● **Task to complete**:
The entries are to be duplicated exactly, though any picture in them must be omitted.

● **Extracted information**:
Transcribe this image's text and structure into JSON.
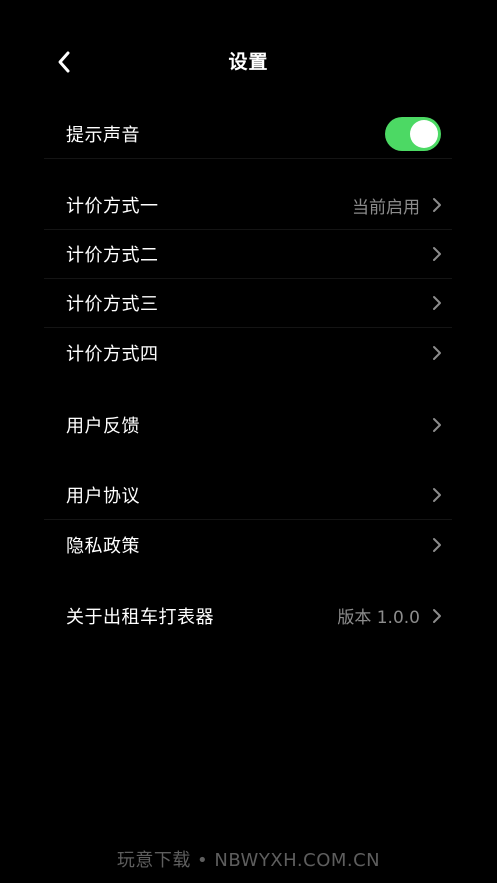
{
  "header": {
    "title": "设置",
    "back_icon": "chevron-left-icon"
  },
  "colors": {
    "background": "#000000",
    "toggle_on": "#4cd964",
    "secondary_text": "#8c8c8c",
    "watermark": "#5e5e5e"
  },
  "settings": {
    "sound": {
      "label": "提示声音",
      "enabled": true
    },
    "pricing": [
      {
        "label": "计价方式一",
        "value": "当前启用"
      },
      {
        "label": "计价方式二",
        "value": ""
      },
      {
        "label": "计价方式三",
        "value": ""
      },
      {
        "label": "计价方式四",
        "value": ""
      }
    ],
    "feedback": {
      "label": "用户反馈"
    },
    "agreement": {
      "label": "用户协议"
    },
    "privacy": {
      "label": "隐私政策"
    },
    "about": {
      "label": "关于出租车打表器",
      "value": "版本 1.0.0"
    }
  },
  "watermark": "玩意下载 • NBWYXH.COM.CN"
}
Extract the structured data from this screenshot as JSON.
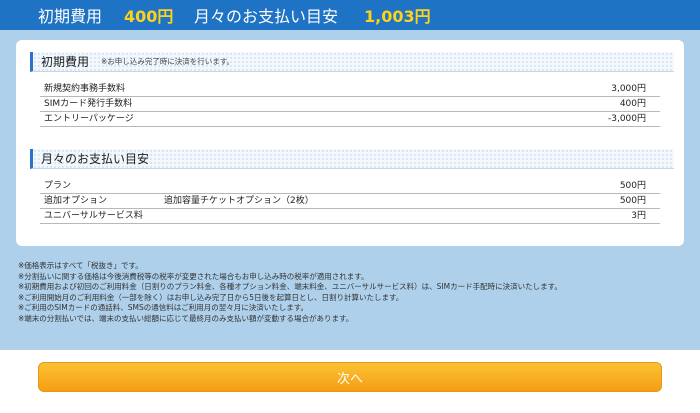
{
  "summary_bar": {
    "initial_label": "初期費用",
    "initial_amount": "400円",
    "monthly_label": "月々のお支払い目安",
    "monthly_amount": "1,003円"
  },
  "initial_cost": {
    "title": "初期費用",
    "note": "※お申し込み完了時に決済を行います。",
    "items": [
      {
        "name": "新規契約事務手数料",
        "value": "3,000円"
      },
      {
        "name": "SIMカード発行手数料",
        "value": "400円"
      },
      {
        "name": "エントリーパッケージ",
        "value": "-3,000円"
      }
    ]
  },
  "monthly_cost": {
    "title": "月々のお支払い目安",
    "items": [
      {
        "name": "プラン",
        "detail": "",
        "value": "500円"
      },
      {
        "name": "追加オプション",
        "detail": "追加容量チケットオプション（2枚）",
        "value": "500円"
      },
      {
        "name": "ユニバーサルサービス料",
        "detail": "",
        "value": "3円"
      }
    ]
  },
  "notes": [
    "※価格表示はすべて「税抜き」です。",
    "※分割払いに関する価格は今後消費税等の税率が変更された場合もお申し込み時の税率が適用されます。",
    "※初期費用および初回のご利用料金（日割りのプラン料金、各種オプション料金、端末料金、ユニバーサルサービス料）は、SIMカード手配時に決済いたします。",
    "※ご利用開始月のご利用料金（一部を除く）はお申し込み完了日から5日後を起算日とし、日割り計算いたします。",
    "※ご利用のSIMカードの通話料、SMSの通信料はご利用月の翌々月に決済いたします。",
    "※端末の分割払いでは、端末の支払い総額に応じて最終月のみ支払い額が変動する場合があります。"
  ],
  "next_button": {
    "label": "次へ"
  },
  "colors": {
    "header_bar": "#1f73c4",
    "amount_accent": "#ffd21a",
    "background": "#aed0ea",
    "section_accent": "#2b72c8",
    "button": "#f6a81c"
  }
}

● **Solution for this exercise**:
Transcribe this image's text and structure into JSON.
{
  "header": {
    "title": "设置",
    "back_icon": "chevron-left-icon"
  },
  "colors": {
    "background": "#000000",
    "toggle_on": "#4cd964",
    "secondary_text": "#8c8c8c",
    "watermark": "#5e5e5e"
  },
  "settings": {
    "sound": {
      "label": "提示声音",
      "enabled": true
    },
    "pricing": [
      {
        "label": "计价方式一",
        "value": "当前启用"
      },
      {
        "label": "计价方式二",
        "value": ""
      },
      {
        "label": "计价方式三",
        "value": ""
      },
      {
        "label": "计价方式四",
        "value": ""
      }
    ],
    "feedback": {
      "label": "用户反馈"
    },
    "agreement": {
      "label": "用户协议"
    },
    "privacy": {
      "label": "隐私政策"
    },
    "about": {
      "label": "关于出租车打表器",
      "value": "版本 1.0.0"
    }
  },
  "watermark": "玩意下载 • NBWYXH.COM.CN"
}
Extract the structured data from this screenshot as JSON.
{
  "summary_bar": {
    "initial_label": "初期費用",
    "initial_amount": "400円",
    "monthly_label": "月々のお支払い目安",
    "monthly_amount": "1,003円"
  },
  "initial_cost": {
    "title": "初期費用",
    "note": "※お申し込み完了時に決済を行います。",
    "items": [
      {
        "name": "新規契約事務手数料",
        "value": "3,000円"
      },
      {
        "name": "SIMカード発行手数料",
        "value": "400円"
      },
      {
        "name": "エントリーパッケージ",
        "value": "-3,000円"
      }
    ]
  },
  "monthly_cost": {
    "title": "月々のお支払い目安",
    "items": [
      {
        "name": "プラン",
        "detail": "",
        "value": "500円"
      },
      {
        "name": "追加オプション",
        "detail": "追加容量チケットオプション（2枚）",
        "value": "500円"
      },
      {
        "name": "ユニバーサルサービス料",
        "detail": "",
        "value": "3円"
      }
    ]
  },
  "notes": [
    "※価格表示はすべて「税抜き」です。",
    "※分割払いに関する価格は今後消費税等の税率が変更された場合もお申し込み時の税率が適用されます。",
    "※初期費用および初回のご利用料金（日割りのプラン料金、各種オプション料金、端末料金、ユニバーサルサービス料）は、SIMカード手配時に決済いたします。",
    "※ご利用開始月のご利用料金（一部を除く）はお申し込み完了日から5日後を起算日とし、日割り計算いたします。",
    "※ご利用のSIMカードの通話料、SMSの通信料はご利用月の翌々月に決済いたします。",
    "※端末の分割払いでは、端末の支払い総額に応じて最終月のみ支払い額が変動する場合があります。"
  ],
  "next_button": {
    "label": "次へ"
  },
  "colors": {
    "header_bar": "#1f73c4",
    "amount_accent": "#ffd21a",
    "background": "#aed0ea",
    "section_accent": "#2b72c8",
    "button": "#f6a81c"
  }
}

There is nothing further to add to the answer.